Digital Publishing: Are You Getting the Most Out of EPUB 3?
It’s All About Accessibility
To wrap things up, I want to point out that EPUB 3 is designed for accessibility in many more ways than one.
What first comes to mind with the term “accessibility” is making content accessible to those who have an inability to consume the content visually — the blind, seniors and others with low vision, folks with dyslexia, and many others. A fundamental design mandate for EPUB 3 was to accommodate the needs of the print disabled. The DAISY Consortium — the international organization responsible for the primary accessibility standards — was an invaluable contributor to the development of EPUB 3, and EPUB 3.0 has become an official DAISY standard for the provision of accessible content. (O’Reilly has made Matt Garrish’s chapter of EPUB 3 Best Practices devoted to accessibility available as a free eBook.)

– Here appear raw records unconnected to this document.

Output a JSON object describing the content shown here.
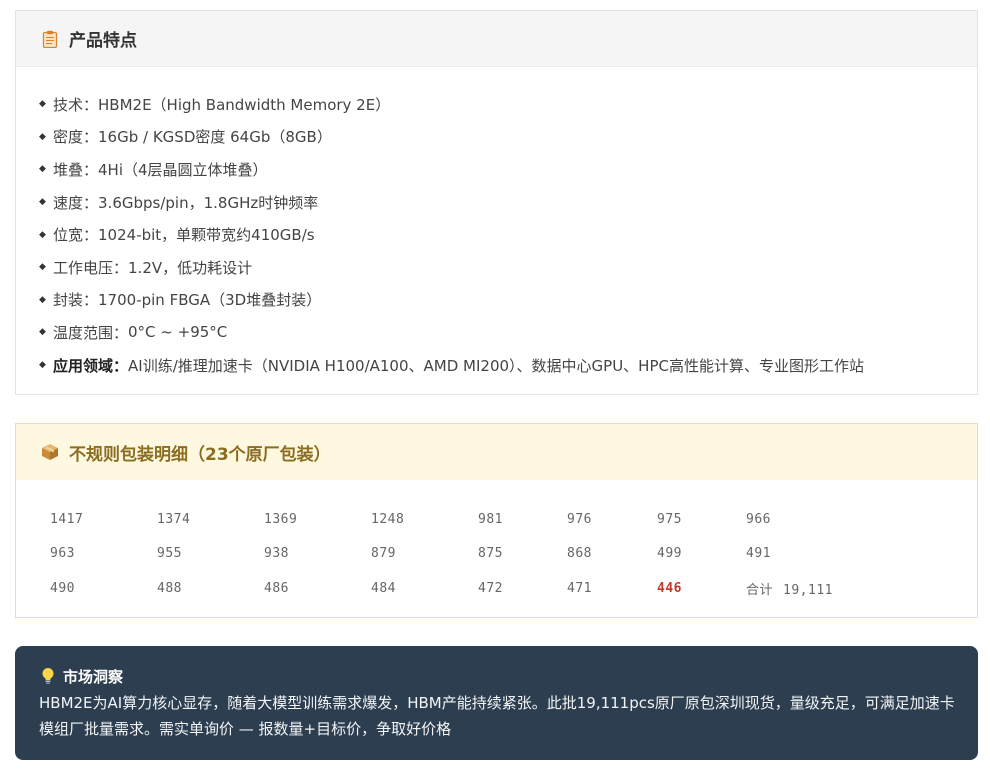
{
  "features": {
    "title": "产品特点",
    "items": [
      {
        "label": "技术：",
        "value": "HBM2E（High Bandwidth Memory 2E）",
        "bold": false
      },
      {
        "label": "密度：",
        "value": "16Gb / KGSD密度 64Gb（8GB）",
        "bold": false
      },
      {
        "label": "堆叠：",
        "value": "4Hi（4层晶圆立体堆叠）",
        "bold": false
      },
      {
        "label": "速度：",
        "value": "3.6Gbps/pin，1.8GHz时钟频率",
        "bold": false
      },
      {
        "label": "位宽：",
        "value": "1024-bit，单颗带宽约410GB/s",
        "bold": false
      },
      {
        "label": "工作电压：",
        "value": "1.2V，低功耗设计",
        "bold": false
      },
      {
        "label": "封装：",
        "value": "1700-pin FBGA（3D堆叠封装）",
        "bold": false
      },
      {
        "label": "温度范围：",
        "value": "0°C ~ +95°C",
        "bold": false
      },
      {
        "label": "应用领域：",
        "value": "AI训练/推理加速卡（NVIDIA H100/A100、AMD MI200）、数据中心GPU、HPC高性能计算、专业图形工作站",
        "bold": true
      }
    ]
  },
  "packing": {
    "title": "不规则包装明细（23个原厂包装）",
    "rows": [
      [
        "1417",
        "1374",
        "1369",
        "1248",
        "981",
        "976",
        "975",
        "966"
      ],
      [
        "963",
        "955",
        "938",
        "879",
        "875",
        "868",
        "499",
        "491"
      ],
      [
        "490",
        "488",
        "486",
        "484",
        "472",
        "471",
        "446"
      ]
    ],
    "total_label": "合计",
    "total_value": "19,111"
  },
  "insight": {
    "title": "市场洞察",
    "text": "HBM2E为AI算力核心显存，随着大模型训练需求爆发，HBM产能持续紧张。此批19,111pcs原厂原包深圳现货，量级充足，可满足加速卡模组厂批量需求。需实单询价 — 报数量+目标价，争取好价格"
  },
  "colors": {
    "highlight": "#c0392b",
    "insight_bg": "#2c3e50",
    "packing_header_bg": "#fff8e1",
    "packing_title": "#8a6d1f"
  },
  "icons": {
    "features": "clipboard-icon",
    "packing": "package-icon",
    "insight": "lightbulb-icon",
    "bullet": "diamond-bullet-icon"
  }
}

But it’s important to realize that the very things that make a publication accessible to the print disabled also make it more accessible to everybody. Think of it this way: Computers are print disabled. They can’t “see” that a footnote is a footnote; you need to tell them that. They don’t know how to navigate the publication unless you guide them. They don’t even know what all the pieces are, and what they’re for, unless you spell it all out.

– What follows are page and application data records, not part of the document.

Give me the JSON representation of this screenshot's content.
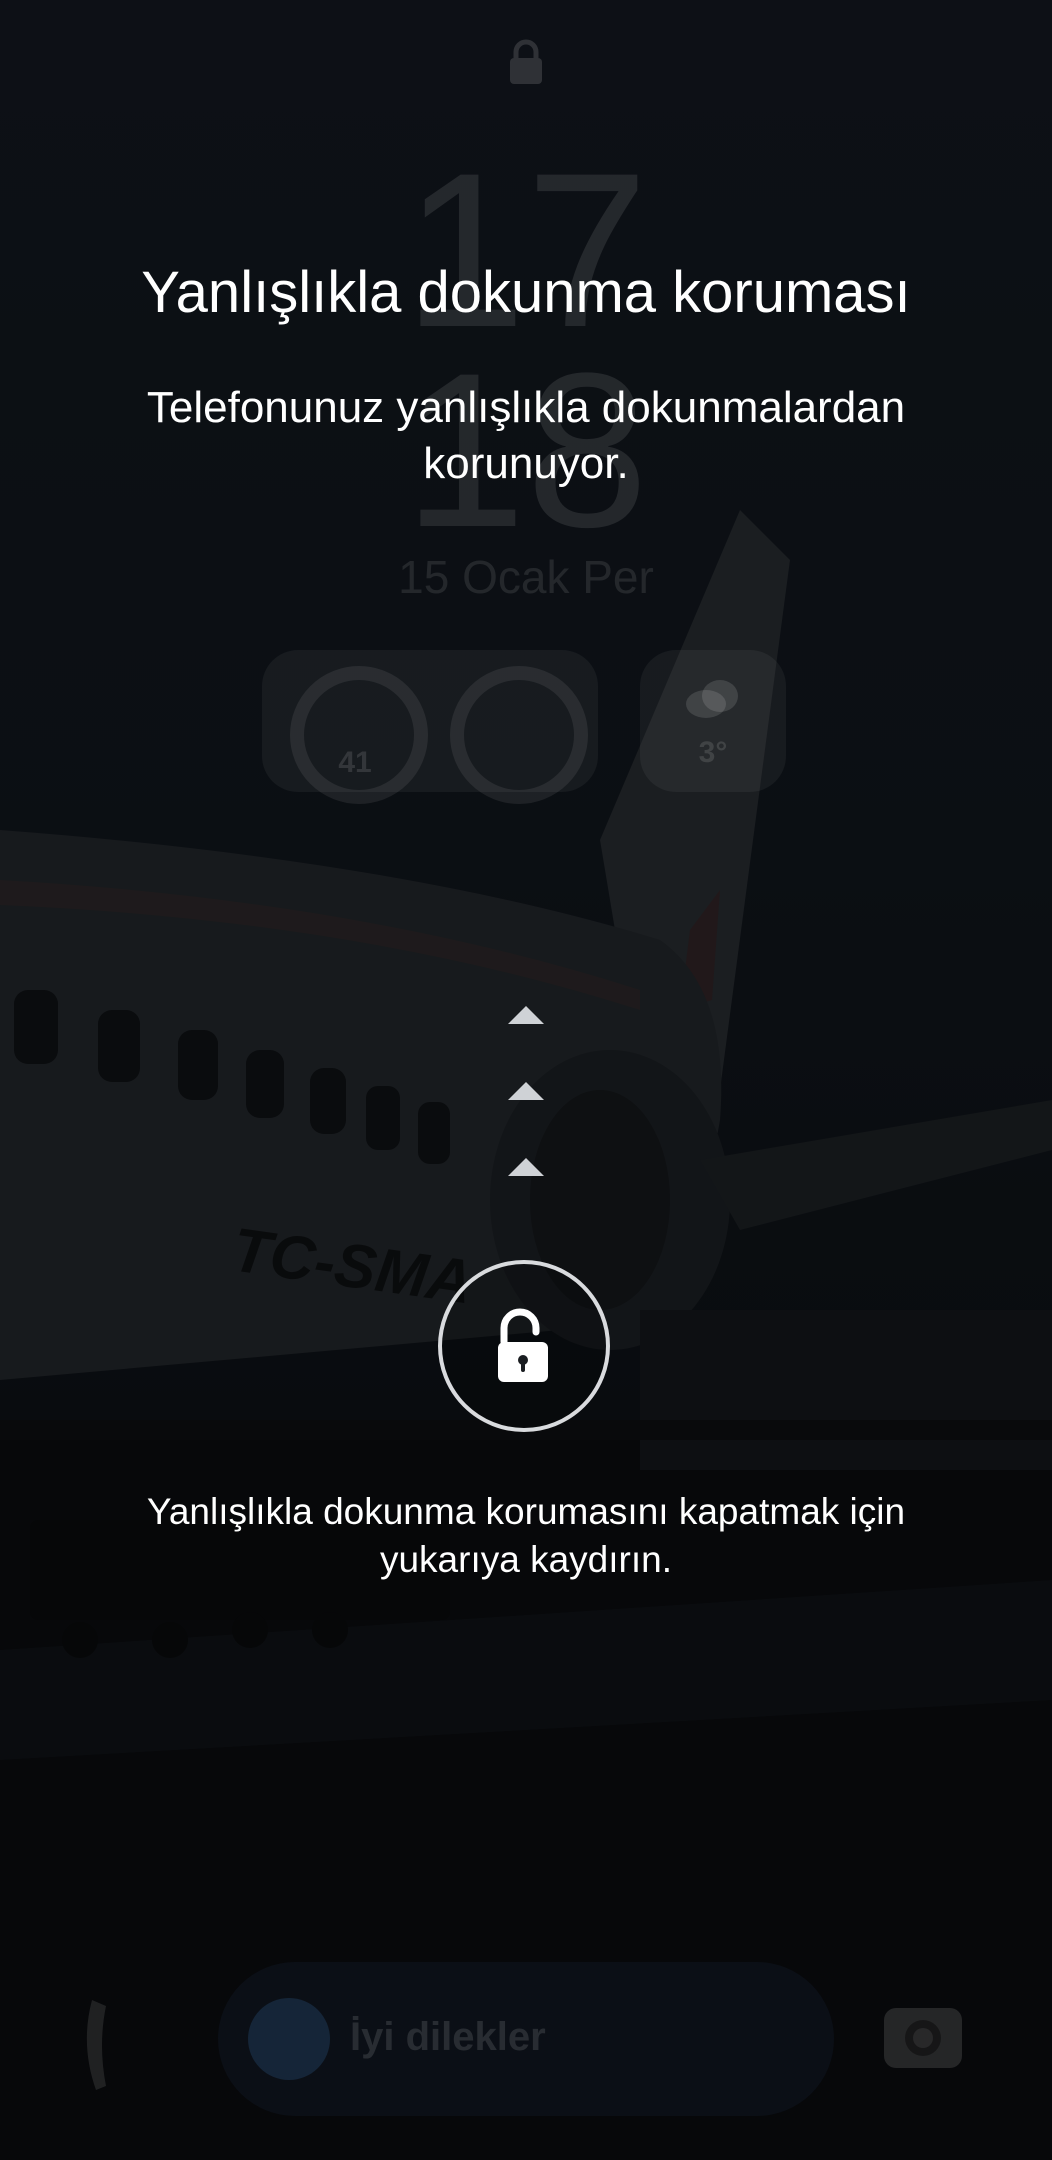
{
  "overlay": {
    "title": "Yanlışlıkla dokunma koruması",
    "subtitle": "Telefonunuz yanlışlıkla dokunmalardan korunuyor.",
    "hint": "Yanlışlıkla dokunma korumasını kapatmak için yukarıya kaydırın.",
    "unlock_icon": "unlock-icon",
    "chevron_icon": "chevron-up-icon"
  },
  "lockscreen": {
    "clock_hour": "17",
    "clock_minute": "18",
    "date": "15 Ocak Per",
    "battery_level": "41",
    "weather_temp": "3°",
    "bottom_pill_text": "İyi dilekler",
    "lock_icon": "lock-icon",
    "phone_icon": "phone-icon",
    "camera_icon": "camera-icon"
  },
  "colors": {
    "text": "#ffffff",
    "ring": "#d9dbde",
    "chevron": "#cfd2d6"
  }
}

This is not the place to get into the details of the metadata and packaging in EPUB 3, but in a real sense that’s a big part of what makes an EPUB an EPUB. It is the documentation (the ), the packing list (the ), the guide (the ), along with the well-structured content that make it all work. That, with the semantics that EPUB 3 adds to the mix, makes EPUB 3 fundamentally the best form you can put your publication in, whether you’re going to deliver it to the retail e-reader environment, put the content online, or even create an app. It uses the same technologies that browsers and apps use, but it uses them in a specific, consistent, standard and well-documented way.